First, when I click on the appropriate link in the Toolbox Wiki, only an Error page comes up. Is a discussion of this very useful block in the works? I suppose it's fairly self-explanatory to those who have Hilbert experience, but it would be nice to have confirmation of the pin names at least, and what to expect at the outputs.
A 'DIY' FIR approach to a Hilbert Transform was offered in these pages prior to this block's appearance in some of the device menu trees, . More than 4 years ago, KJBob gave a good account of the difference between the menu-tree block and the DIY two-filter approach in this posting: https://ez.analog.com/dsp/sigmadsp/f/q-a/65970/adau1446-hilbert-transform-response.
In that posting, KJBob points out that the menu-tree block (which is an IIR implementation, far more accurate and with less overhead than the DIY one) has a non-constant phase/delay relationship between the input and the 'real' or cosine output. A filter to mimic the cosine delay characteristic is not a simple matter. For those of us who need phase coherence between the input signal and the cosine output, we can either use the DIY approach, as KJBob suggests, plus a second fixed delay to match the cosine delay-only, or simply use the cosine output of a second menu-tree block to provide identical time and phase smear. I believe that, even with a second Hilbert block, the overhead is less this way. Sound plausible?
Just as you expect, the packaged Hilberts use 103 instructions each -- two would still use far less than one FIR. Below I made a simple headphone effect with two Hilbert transforms, one active and one reference. By adding a relative 90 degree phase it moves the sound image from inside your head to all around you. Somewhere in EZ I have also posted a variable audio notch filter using SSB modulator / demod to shift the incoming audio (instead of moving the notch filter, which isn't possible on a ADAU1701 without external coefficient calculation).
Thanks for the vote of confidence, Bob, but we still need a Help/Wiki on that block. Your movable notch sounds like a challenge, and I'll bet there's a way!

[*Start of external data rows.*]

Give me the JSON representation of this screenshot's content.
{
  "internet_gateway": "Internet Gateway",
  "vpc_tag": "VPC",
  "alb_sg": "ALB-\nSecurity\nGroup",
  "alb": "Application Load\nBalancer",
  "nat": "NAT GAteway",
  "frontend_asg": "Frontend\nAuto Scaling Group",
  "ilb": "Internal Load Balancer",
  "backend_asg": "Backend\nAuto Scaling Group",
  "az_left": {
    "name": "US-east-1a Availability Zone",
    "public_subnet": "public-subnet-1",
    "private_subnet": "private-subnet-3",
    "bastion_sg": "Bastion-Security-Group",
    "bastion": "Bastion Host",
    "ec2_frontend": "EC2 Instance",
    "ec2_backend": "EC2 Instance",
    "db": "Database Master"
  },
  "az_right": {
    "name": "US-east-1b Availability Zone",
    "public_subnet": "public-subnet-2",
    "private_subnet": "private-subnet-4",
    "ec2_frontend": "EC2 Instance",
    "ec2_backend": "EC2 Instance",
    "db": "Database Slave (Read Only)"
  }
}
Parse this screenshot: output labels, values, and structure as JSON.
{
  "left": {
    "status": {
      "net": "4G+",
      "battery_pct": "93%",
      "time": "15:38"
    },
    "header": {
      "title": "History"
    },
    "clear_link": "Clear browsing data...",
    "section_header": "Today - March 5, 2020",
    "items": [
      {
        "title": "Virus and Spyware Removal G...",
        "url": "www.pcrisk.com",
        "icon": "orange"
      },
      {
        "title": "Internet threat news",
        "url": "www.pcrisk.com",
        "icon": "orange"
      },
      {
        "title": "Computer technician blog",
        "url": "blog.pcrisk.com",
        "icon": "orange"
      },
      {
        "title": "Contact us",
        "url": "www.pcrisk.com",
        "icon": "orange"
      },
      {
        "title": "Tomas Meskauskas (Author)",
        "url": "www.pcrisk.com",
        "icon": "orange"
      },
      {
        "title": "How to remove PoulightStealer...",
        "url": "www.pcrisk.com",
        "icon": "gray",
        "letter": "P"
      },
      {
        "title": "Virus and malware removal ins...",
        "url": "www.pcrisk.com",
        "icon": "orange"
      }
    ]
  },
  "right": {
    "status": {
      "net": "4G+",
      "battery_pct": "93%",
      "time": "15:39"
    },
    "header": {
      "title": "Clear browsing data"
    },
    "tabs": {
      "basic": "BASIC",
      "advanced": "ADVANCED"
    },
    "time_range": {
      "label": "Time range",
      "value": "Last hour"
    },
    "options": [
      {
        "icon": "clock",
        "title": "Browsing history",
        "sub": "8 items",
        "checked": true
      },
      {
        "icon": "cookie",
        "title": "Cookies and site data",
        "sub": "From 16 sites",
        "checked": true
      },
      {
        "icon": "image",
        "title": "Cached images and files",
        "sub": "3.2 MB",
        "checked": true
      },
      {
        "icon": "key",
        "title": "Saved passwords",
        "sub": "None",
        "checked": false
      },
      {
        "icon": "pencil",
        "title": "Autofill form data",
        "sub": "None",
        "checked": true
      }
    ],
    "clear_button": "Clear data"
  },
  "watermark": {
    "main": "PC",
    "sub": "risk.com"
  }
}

Your headphone 'ambience synthesizer' is a cute idea. An interesting application is to run the audio from your ham rig through an 800Hz notch filter and then through the Hilbert device to stereo headphones. But go back and recover the 800Hz by subtraction and add it to both L and R. The effect is hash and noise all around you and the CW signal-of-interest right in the middle of your head. Eerie, though I don't know if it helps Morse intelligibility since I never learned to copy it.
I have an article relevant to this you might find interesting, if I could figure out how to get it to you.